Exercise material START

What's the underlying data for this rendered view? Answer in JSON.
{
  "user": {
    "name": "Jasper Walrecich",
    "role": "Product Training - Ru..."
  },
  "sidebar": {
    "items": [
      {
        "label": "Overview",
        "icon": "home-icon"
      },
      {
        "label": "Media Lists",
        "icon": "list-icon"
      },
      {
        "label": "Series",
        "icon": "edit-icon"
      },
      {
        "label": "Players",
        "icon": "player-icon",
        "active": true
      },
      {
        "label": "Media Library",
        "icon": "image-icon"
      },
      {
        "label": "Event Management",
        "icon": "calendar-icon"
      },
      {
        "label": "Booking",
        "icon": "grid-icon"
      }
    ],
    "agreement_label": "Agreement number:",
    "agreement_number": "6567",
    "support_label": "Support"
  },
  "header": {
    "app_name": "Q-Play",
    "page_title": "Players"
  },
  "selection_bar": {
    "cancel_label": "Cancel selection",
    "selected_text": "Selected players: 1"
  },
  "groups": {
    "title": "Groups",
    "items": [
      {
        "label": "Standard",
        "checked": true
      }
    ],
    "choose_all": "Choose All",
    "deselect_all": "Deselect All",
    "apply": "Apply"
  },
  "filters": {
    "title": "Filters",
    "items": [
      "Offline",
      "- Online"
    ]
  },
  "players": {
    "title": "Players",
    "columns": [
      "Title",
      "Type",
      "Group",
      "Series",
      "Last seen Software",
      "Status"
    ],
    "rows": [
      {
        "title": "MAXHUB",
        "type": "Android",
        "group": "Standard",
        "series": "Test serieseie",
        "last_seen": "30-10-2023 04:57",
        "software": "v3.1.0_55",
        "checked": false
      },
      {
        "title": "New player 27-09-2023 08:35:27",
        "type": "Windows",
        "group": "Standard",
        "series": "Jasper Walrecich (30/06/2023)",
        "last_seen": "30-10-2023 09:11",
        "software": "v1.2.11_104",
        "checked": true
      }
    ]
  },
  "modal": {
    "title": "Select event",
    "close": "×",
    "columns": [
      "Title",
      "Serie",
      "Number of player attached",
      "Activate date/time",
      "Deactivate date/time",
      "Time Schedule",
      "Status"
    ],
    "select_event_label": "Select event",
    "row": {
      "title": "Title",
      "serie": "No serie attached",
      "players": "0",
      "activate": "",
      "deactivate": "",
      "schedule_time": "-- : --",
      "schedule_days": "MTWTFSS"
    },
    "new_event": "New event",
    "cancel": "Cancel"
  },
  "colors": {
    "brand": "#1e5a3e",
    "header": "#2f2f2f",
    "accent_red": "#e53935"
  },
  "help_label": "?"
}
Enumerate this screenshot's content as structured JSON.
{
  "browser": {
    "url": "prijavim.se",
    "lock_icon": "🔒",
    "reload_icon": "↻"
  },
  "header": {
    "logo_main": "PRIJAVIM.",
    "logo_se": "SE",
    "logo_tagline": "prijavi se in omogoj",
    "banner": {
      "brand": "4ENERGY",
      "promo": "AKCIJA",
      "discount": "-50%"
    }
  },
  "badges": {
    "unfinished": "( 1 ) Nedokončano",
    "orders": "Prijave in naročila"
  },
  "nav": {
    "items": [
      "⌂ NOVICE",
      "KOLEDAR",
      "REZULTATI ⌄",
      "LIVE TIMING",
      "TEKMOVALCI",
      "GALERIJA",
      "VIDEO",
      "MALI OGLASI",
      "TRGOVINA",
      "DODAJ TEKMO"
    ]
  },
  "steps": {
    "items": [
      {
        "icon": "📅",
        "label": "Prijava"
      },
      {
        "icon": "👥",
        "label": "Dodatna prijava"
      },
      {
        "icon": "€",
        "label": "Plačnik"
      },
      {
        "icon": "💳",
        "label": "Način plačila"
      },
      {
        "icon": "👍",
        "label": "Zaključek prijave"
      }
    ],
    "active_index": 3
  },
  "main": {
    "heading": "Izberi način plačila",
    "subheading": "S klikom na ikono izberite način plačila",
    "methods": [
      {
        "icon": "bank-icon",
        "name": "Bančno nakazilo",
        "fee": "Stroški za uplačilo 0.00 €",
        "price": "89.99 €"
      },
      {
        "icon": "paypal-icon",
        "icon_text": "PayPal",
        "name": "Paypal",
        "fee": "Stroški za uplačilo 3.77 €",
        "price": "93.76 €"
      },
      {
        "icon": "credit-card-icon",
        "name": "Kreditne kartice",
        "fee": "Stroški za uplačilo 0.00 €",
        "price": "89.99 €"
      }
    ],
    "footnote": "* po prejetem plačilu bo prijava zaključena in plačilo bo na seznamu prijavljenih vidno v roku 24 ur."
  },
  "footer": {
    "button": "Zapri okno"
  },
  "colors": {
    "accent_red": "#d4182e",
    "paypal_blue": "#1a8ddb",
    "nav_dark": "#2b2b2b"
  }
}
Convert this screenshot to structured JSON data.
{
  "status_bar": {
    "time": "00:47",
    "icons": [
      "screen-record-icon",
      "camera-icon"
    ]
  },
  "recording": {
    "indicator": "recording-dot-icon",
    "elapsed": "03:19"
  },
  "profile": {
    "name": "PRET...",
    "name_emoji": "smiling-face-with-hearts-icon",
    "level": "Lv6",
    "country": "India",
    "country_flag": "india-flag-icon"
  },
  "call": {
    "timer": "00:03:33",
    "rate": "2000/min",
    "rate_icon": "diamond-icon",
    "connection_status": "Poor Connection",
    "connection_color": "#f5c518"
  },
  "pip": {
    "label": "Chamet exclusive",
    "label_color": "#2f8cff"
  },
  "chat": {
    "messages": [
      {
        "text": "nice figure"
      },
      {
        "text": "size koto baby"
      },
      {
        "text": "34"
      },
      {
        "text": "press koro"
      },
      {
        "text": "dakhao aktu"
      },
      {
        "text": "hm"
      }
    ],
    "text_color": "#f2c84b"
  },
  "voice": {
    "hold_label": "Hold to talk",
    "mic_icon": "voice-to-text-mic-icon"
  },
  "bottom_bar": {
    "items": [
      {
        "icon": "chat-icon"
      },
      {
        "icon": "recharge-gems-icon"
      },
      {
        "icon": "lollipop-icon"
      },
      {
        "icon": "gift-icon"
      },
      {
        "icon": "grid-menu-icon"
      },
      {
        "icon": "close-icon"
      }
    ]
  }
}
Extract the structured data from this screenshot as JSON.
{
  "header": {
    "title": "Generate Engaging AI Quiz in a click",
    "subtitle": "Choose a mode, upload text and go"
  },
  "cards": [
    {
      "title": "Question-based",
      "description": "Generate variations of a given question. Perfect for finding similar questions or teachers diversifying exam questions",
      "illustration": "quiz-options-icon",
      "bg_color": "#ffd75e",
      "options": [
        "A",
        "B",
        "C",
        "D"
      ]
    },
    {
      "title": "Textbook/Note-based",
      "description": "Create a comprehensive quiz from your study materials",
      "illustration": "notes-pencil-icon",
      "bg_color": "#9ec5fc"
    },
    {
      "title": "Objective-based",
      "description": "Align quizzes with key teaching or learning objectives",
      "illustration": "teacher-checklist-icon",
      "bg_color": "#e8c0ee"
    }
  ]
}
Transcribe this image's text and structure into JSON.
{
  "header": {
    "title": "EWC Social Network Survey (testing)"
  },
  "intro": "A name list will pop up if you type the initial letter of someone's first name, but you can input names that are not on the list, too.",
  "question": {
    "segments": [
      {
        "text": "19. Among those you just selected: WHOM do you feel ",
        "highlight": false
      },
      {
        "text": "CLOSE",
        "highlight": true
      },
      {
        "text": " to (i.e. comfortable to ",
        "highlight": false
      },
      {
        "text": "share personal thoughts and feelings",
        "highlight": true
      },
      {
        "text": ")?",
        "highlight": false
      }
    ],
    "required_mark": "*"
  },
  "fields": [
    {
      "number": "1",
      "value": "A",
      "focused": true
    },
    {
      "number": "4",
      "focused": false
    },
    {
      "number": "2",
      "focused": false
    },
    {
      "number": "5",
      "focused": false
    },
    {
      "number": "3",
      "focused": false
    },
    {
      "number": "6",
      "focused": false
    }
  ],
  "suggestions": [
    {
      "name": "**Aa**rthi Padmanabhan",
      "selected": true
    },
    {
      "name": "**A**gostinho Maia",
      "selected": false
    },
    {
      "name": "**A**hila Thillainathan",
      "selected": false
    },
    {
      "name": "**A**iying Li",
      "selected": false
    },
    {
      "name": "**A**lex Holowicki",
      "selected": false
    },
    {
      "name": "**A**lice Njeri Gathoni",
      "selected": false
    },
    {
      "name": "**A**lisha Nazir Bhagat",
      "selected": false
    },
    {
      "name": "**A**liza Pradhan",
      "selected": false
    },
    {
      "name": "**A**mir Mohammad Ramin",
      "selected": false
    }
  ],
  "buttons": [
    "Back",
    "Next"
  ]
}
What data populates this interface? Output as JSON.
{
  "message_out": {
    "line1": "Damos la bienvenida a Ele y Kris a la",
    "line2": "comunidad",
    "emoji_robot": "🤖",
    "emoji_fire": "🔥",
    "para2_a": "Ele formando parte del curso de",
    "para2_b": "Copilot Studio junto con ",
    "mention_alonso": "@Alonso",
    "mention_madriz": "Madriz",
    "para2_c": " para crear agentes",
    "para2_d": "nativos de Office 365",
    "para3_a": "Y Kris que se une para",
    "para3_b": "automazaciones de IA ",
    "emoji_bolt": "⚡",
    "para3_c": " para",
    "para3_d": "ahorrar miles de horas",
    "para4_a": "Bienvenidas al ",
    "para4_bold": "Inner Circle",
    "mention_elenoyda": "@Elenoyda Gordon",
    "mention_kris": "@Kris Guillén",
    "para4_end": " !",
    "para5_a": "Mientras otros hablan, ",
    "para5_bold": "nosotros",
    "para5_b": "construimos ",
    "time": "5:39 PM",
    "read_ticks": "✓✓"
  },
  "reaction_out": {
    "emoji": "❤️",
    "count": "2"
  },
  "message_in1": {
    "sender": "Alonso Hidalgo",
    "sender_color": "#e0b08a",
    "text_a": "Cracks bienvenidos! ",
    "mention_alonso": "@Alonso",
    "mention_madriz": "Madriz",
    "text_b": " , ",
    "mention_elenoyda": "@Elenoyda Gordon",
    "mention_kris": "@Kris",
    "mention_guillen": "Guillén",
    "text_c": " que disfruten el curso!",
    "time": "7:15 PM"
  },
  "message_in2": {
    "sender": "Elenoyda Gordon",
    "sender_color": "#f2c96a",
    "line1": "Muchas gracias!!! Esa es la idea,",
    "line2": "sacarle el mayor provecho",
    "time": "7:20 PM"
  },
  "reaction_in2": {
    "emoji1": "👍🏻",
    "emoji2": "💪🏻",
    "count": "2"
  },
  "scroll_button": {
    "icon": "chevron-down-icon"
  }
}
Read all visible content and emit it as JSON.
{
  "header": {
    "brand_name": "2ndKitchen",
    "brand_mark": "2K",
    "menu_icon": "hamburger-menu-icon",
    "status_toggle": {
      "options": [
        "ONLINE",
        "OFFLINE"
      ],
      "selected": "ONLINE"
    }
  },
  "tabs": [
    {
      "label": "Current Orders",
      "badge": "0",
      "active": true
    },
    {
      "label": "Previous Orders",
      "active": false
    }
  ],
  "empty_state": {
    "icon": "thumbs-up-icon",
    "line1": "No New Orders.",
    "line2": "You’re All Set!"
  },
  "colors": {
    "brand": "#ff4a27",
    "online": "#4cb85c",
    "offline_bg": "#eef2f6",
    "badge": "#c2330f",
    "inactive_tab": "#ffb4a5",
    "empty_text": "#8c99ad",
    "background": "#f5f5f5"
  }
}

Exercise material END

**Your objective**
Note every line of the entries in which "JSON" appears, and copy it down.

**Answer to this task**
What's the underlying data for this rendered view? Answer in JSON.
Enumerate this screenshot's content as structured JSON.
Convert this screenshot to structured JSON data.
Extract the structured data from this screenshot as JSON.
Transcribe this image's text and structure into JSON.
What data populates this interface? Output as JSON.
Read all visible content and emit it as JSON.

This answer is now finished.